#### Information provided:
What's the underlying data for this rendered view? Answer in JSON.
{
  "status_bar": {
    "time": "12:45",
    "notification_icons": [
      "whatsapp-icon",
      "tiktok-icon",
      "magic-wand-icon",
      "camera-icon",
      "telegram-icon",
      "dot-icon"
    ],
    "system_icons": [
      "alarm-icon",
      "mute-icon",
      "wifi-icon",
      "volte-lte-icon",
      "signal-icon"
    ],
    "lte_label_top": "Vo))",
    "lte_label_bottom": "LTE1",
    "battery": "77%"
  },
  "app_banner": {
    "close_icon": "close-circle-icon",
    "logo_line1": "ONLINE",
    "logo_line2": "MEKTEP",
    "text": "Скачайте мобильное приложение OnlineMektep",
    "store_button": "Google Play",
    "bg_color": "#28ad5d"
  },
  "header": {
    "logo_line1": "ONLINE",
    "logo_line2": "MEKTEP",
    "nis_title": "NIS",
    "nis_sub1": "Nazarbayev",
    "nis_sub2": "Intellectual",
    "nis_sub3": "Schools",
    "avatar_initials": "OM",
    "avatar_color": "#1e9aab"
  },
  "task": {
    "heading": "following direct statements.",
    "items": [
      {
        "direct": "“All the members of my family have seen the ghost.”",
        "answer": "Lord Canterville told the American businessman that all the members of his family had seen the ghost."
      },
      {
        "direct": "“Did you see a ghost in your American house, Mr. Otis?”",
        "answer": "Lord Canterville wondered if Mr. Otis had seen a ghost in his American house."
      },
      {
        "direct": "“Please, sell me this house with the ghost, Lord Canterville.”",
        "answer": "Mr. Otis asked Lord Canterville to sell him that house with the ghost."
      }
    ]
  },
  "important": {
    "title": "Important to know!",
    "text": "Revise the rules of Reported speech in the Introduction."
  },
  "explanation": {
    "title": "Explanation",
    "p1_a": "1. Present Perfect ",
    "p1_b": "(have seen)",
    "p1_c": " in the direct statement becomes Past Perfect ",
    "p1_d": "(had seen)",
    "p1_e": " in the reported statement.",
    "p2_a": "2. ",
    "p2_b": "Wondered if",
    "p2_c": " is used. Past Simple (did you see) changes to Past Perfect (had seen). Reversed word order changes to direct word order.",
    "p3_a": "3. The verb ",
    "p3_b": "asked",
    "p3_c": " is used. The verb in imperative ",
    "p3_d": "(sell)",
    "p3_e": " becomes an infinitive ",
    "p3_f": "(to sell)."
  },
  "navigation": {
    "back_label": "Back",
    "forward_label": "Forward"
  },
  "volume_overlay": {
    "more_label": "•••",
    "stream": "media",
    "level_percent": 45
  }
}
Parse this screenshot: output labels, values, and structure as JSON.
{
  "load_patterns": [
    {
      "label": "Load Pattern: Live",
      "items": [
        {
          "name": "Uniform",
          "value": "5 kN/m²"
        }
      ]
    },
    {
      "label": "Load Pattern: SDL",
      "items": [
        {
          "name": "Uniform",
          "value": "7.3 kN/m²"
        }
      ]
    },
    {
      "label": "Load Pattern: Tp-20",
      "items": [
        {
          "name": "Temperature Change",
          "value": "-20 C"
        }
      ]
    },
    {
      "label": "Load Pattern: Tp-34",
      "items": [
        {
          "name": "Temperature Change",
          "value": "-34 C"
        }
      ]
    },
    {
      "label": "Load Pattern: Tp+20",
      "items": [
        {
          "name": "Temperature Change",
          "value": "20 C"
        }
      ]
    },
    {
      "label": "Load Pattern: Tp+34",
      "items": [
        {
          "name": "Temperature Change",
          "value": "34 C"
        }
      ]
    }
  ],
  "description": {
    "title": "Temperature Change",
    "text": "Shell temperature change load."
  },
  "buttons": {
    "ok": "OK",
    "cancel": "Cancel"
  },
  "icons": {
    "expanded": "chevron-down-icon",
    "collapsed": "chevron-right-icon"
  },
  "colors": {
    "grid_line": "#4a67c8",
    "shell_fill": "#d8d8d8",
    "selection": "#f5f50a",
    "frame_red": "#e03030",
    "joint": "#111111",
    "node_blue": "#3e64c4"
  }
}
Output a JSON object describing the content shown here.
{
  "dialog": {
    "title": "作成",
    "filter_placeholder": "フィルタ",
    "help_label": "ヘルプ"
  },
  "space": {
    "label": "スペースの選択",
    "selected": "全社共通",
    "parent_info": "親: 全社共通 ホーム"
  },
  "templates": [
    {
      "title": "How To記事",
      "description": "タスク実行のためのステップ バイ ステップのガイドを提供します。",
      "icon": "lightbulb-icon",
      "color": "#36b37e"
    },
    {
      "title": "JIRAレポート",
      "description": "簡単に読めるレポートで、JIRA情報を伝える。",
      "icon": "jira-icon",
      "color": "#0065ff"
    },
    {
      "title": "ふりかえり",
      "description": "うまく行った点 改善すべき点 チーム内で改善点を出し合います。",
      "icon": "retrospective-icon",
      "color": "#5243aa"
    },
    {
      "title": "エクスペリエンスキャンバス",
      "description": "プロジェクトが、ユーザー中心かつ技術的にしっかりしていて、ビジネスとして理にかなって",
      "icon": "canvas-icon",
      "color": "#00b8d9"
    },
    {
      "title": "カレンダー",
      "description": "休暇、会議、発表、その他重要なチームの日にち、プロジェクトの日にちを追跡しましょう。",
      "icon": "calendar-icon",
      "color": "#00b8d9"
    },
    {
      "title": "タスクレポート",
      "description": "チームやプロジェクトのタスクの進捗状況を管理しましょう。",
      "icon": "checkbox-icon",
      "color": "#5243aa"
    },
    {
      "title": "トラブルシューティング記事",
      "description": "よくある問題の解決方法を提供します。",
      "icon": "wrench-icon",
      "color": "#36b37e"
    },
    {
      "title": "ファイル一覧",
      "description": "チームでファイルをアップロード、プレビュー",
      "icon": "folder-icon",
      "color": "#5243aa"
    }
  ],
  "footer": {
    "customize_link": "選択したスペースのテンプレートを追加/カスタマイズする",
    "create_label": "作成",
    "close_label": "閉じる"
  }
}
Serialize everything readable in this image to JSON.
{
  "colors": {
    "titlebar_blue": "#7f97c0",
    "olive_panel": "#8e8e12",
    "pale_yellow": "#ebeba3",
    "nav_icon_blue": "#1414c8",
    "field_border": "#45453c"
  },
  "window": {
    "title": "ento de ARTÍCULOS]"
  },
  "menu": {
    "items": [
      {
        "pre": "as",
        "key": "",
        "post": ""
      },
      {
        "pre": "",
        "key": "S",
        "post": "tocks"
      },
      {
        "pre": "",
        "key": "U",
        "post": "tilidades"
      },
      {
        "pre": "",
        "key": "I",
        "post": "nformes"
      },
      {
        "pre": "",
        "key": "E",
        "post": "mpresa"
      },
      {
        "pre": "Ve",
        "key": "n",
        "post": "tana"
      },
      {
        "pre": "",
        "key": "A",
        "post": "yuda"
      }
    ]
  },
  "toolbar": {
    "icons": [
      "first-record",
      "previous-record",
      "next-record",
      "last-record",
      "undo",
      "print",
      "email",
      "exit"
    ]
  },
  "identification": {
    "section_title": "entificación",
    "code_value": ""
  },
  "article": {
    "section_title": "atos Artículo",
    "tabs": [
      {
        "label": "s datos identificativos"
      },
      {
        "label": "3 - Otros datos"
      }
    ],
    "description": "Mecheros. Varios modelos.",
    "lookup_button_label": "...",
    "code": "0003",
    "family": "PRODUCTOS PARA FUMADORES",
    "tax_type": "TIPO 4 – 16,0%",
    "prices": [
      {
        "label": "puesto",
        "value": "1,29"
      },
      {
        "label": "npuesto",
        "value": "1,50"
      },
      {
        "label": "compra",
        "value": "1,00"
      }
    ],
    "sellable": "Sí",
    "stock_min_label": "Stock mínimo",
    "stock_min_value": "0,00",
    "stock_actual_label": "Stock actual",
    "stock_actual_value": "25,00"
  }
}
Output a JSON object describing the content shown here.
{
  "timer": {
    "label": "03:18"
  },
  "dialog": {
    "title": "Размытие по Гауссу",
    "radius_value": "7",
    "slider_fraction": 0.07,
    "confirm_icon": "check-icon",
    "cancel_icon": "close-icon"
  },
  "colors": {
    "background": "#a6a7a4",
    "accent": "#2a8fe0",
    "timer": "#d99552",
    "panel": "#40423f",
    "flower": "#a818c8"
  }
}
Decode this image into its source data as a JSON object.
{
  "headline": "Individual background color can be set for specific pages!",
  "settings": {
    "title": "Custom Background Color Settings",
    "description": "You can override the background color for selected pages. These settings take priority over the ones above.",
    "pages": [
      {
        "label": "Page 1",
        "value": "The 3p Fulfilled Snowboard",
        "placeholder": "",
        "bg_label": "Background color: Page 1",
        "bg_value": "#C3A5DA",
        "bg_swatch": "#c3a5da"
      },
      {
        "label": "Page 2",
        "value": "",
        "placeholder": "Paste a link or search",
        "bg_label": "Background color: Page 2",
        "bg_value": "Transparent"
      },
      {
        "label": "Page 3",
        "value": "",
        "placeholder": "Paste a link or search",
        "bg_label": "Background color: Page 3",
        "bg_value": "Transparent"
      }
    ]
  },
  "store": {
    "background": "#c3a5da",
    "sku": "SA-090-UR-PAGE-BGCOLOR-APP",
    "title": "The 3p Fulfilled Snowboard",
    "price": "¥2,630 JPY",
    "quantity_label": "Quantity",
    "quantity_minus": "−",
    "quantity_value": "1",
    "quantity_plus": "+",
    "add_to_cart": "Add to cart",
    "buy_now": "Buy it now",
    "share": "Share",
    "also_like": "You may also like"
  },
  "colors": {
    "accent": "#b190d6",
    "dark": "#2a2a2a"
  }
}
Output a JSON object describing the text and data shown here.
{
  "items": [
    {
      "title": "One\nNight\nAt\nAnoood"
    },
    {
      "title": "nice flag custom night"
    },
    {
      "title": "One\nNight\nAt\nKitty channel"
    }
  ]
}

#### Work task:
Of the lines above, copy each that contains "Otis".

#### Answer space:
        "direct": "“Did you see a ghost in your American house, Mr. Otis?”",
        "answer": "Lord Canterville wondered if Mr. Otis had seen a ghost in his American house."
        "answer": "Mr. Otis asked Lord Canterville to sell him that house with the ghost."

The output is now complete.